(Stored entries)
-------
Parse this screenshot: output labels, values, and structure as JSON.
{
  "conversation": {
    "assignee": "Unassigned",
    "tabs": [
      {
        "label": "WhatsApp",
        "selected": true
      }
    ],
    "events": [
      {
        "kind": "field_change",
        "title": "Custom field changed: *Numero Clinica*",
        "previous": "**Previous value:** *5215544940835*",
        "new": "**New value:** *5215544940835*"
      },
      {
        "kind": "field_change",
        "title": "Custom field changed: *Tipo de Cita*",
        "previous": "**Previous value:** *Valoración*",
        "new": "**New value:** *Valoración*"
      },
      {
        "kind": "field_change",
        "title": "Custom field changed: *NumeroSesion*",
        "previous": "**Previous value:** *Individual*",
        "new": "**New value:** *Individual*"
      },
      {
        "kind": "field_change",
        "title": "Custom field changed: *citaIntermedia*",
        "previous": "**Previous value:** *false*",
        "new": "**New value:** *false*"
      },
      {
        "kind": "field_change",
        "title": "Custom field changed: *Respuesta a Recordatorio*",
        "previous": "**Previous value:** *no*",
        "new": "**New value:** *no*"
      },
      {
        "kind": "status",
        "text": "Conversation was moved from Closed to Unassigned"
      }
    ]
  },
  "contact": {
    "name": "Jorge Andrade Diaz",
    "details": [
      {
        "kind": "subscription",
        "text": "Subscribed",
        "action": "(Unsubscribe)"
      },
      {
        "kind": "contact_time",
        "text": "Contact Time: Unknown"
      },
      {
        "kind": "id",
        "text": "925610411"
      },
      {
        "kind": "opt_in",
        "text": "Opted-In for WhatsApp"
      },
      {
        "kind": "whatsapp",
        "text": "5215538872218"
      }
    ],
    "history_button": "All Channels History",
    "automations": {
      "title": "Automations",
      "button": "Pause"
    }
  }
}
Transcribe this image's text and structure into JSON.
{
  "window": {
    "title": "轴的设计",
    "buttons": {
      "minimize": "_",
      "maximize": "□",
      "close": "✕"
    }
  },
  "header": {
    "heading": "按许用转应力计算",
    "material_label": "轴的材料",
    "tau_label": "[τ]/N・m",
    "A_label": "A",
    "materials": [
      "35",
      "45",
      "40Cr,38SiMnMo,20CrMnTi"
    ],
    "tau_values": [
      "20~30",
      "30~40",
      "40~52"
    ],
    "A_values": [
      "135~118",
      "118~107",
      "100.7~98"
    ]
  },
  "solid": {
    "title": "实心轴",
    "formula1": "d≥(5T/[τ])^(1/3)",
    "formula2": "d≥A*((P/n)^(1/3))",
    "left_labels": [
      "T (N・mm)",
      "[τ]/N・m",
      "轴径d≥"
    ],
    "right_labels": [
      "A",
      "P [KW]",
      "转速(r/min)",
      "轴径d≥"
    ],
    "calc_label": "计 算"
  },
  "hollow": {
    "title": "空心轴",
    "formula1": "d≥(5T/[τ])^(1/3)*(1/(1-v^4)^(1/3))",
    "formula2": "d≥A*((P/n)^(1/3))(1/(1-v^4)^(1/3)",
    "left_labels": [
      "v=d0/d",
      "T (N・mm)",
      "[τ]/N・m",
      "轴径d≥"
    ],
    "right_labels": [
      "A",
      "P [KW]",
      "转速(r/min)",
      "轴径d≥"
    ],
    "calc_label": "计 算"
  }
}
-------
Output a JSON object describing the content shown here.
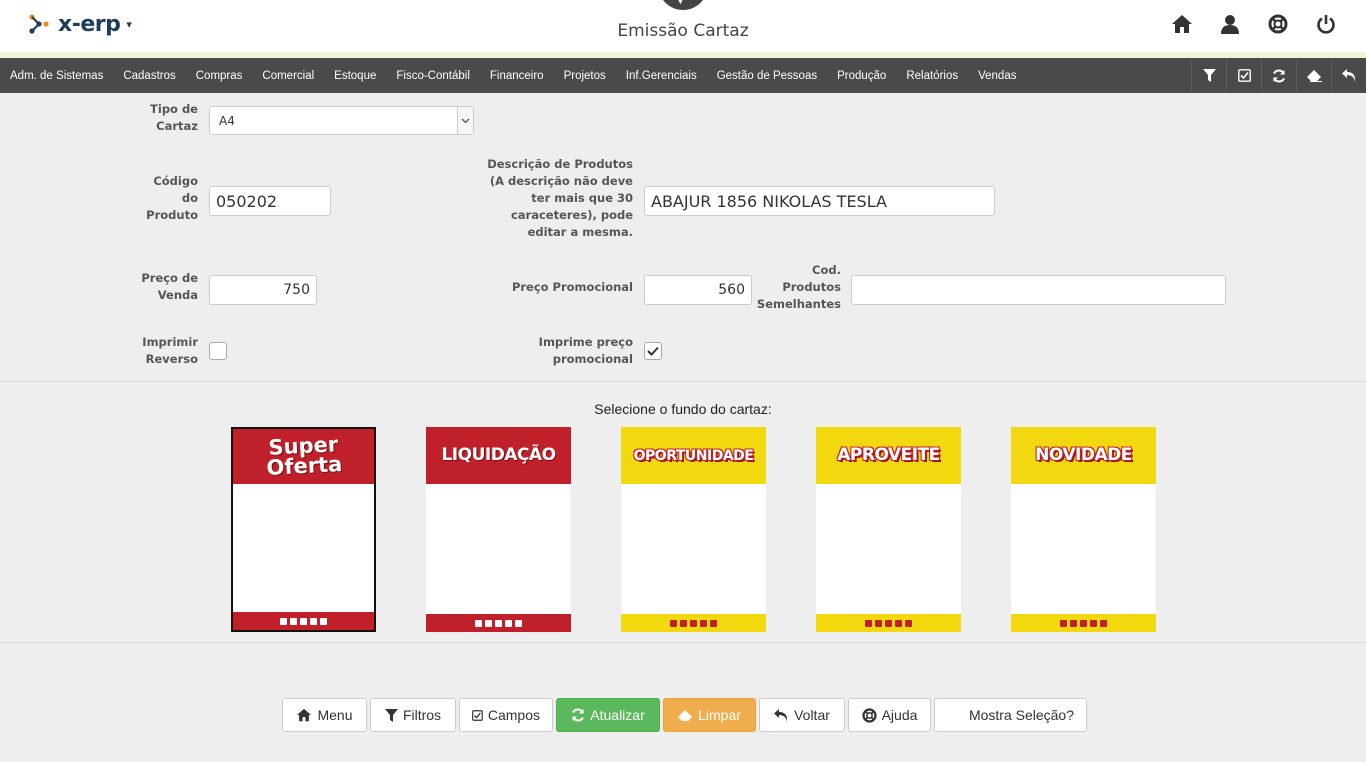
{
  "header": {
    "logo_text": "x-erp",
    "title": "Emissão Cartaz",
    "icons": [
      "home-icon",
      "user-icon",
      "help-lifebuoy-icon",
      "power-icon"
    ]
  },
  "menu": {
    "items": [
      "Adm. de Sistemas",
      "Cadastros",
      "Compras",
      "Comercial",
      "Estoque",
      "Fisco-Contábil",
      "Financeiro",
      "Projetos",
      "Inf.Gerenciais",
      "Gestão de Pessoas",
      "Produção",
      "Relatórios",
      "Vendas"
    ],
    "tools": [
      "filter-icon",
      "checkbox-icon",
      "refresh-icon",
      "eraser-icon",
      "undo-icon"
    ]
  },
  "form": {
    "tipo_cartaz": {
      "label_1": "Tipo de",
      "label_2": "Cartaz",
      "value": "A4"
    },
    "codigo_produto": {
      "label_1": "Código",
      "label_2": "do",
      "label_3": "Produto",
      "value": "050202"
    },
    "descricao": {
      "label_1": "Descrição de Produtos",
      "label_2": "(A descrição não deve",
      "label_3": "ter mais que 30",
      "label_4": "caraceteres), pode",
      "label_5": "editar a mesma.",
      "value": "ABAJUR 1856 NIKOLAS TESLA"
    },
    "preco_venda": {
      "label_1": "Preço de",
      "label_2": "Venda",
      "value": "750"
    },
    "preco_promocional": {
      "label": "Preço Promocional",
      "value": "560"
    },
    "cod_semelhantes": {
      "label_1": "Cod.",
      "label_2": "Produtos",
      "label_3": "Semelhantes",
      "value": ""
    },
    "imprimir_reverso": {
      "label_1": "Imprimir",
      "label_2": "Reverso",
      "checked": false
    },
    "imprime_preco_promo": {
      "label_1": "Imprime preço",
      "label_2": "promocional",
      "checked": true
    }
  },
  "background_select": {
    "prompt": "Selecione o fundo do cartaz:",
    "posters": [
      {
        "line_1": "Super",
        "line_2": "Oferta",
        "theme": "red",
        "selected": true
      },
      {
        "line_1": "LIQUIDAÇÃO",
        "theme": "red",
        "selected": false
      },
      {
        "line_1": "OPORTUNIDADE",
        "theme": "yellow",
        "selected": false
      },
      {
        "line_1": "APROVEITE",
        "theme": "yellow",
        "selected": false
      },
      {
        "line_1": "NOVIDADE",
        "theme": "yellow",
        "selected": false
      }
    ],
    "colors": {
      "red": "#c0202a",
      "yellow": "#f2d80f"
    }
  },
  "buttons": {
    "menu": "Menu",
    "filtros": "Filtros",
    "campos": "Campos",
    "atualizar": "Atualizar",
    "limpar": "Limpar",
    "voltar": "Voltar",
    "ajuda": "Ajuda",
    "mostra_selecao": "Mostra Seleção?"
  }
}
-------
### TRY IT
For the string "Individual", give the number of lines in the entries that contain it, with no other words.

### EXERCISE RESPONSE
2